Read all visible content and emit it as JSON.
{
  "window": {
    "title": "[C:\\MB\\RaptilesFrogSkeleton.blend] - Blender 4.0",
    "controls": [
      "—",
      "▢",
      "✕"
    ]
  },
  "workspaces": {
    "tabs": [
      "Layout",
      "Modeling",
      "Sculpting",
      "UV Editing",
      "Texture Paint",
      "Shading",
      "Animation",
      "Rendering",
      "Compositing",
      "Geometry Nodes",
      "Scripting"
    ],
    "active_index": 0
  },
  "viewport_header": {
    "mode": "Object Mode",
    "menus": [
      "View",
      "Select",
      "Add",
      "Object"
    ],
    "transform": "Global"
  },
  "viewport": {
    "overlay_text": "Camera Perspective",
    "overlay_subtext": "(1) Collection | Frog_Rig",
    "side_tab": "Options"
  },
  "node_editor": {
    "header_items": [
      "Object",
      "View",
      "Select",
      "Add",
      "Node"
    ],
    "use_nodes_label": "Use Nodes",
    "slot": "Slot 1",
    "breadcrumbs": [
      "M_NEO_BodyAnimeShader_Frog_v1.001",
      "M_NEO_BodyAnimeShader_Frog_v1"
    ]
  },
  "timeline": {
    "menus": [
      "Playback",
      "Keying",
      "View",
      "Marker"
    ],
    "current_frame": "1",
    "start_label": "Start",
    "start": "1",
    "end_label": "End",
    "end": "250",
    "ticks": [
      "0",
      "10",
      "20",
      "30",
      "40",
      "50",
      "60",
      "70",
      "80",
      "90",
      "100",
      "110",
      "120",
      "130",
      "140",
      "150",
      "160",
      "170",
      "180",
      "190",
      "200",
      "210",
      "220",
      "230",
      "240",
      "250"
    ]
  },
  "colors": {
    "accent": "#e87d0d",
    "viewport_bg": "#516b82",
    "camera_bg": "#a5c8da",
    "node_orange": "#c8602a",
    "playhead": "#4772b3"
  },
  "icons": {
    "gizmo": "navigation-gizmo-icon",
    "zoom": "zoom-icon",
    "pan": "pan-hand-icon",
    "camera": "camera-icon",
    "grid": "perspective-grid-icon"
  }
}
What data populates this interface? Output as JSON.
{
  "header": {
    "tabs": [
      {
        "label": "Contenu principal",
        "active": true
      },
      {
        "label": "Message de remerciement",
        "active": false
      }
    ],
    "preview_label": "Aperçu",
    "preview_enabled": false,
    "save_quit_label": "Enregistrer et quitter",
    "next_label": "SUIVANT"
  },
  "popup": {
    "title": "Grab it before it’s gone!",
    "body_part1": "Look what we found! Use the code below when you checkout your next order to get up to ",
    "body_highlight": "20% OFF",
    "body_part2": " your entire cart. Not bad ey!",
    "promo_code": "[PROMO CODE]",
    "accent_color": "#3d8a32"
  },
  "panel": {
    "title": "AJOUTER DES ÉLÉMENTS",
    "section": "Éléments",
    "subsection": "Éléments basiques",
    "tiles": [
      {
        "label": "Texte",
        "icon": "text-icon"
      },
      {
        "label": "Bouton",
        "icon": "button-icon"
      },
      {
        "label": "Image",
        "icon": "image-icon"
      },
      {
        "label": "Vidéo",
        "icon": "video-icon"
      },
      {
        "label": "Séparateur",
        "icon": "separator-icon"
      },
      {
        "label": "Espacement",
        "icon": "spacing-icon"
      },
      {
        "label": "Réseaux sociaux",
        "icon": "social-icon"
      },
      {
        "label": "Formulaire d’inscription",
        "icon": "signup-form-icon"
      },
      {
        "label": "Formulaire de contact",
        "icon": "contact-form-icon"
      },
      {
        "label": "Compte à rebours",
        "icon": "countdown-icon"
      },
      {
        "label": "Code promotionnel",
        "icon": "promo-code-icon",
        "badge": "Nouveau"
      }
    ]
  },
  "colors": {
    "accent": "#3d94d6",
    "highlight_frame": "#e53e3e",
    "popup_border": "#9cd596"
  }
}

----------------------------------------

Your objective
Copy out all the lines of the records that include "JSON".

Answer box
Read all visible content and emit it as JSON.
What data populates this interface? Output as JSON.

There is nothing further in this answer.